Sous vide equipment (and a first steak)

In the course of another investigation, I had the opportunity to evaluate this hotplate I scored at a thrift store (woot! $6).  It's a real lab hotplate like one I'd have used in grad school.  My days as a chemist gone, I saw this and couldn't resist.  So, I plunked in about 20 pounds of water (ca 10 qts) and played with some settings until I found the medium rare setting for beef.

It's kind of a sluggish heater, not exactly the recirculating fluid chiller used for a jacketed 2,000 L reactor, but after a couple gallons of water is equilibrated (and it's stable for days with little energy expended) I'm ready to toss in a couple steaks with no risk of falling outside a good cooking range.  

Click on lower image for a larger view, data collected using this datalogger.
Next, we have to decide on the cut, I think we're going to try a NY strip.

Below, find some action shots.  I did a steak and believe it or not, I can't remember the cut!  Anyway, drink it in folks, this slab of beef was scrumptious.  I believe we will be cooking like this again (pulled pork).

 Here's the refrigerated beef vacuum sealed after tossing some salt and pepper on the surface.  I tossed it in to the 135°F bath and off to work....

 ... ten hours later...here it is, it's warm, fleshy and disgusting.

I then tossed it on direct flames (the Weber) for about a fiery minute each side.  Look at it!  It's pink no matter where you look!  I'm enamored at this.  I think it was about 1.2 pounds, we split it 3 ways, even Frankie liked it quite a bit.


Mike said...

Your science side never ceases to amaze me...love it!

Jon In Albany said...

That set up looks like it would be perfect for eggs. Get something in there to keep them off the bottom of the pot and  I bet they would come out perfectly.  I think the temp for those is 142 F. 

seligmansdog said...

I know it's popular for eggs, but how does one vacuum pack the egg without sucking up all the liquid in the vac bagger?  I'll have to ask friends.  

Jon In Albany said...

No need to vacuum pack the egg. Keep it in the shell and bring the egg up to temperature. If the temperature is steady, you can't overcook it. At 142 F or so, the white sets and the yolk is still runny. When you gently crack the shell open, you have a perfectly poached egg.

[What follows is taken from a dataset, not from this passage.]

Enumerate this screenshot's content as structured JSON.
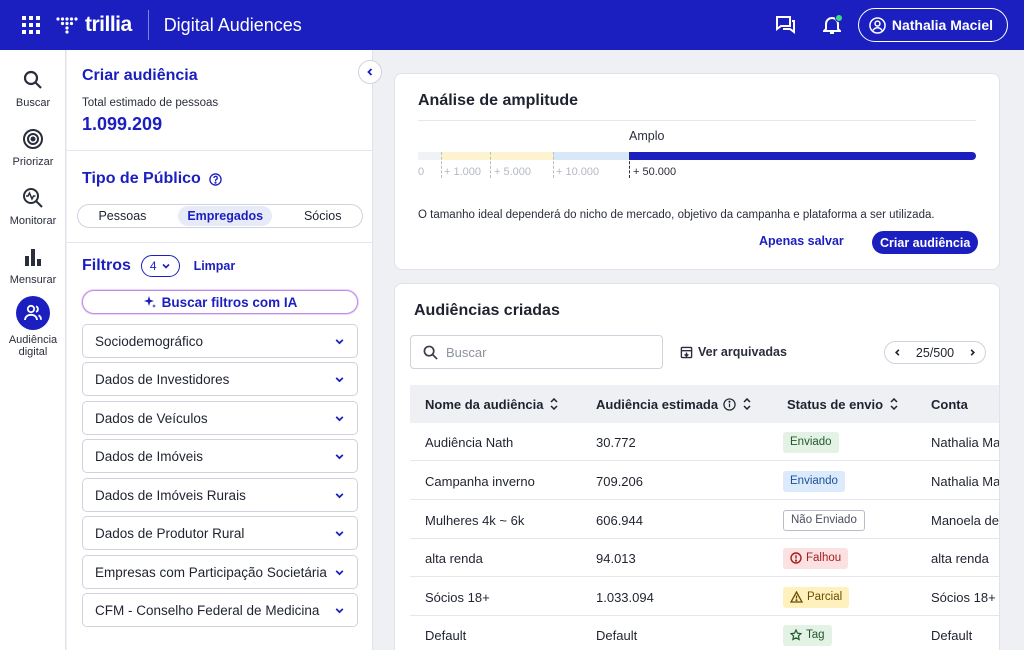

seligmansdog said...

ahhh, I feel dumb now, that is supreme, thanks!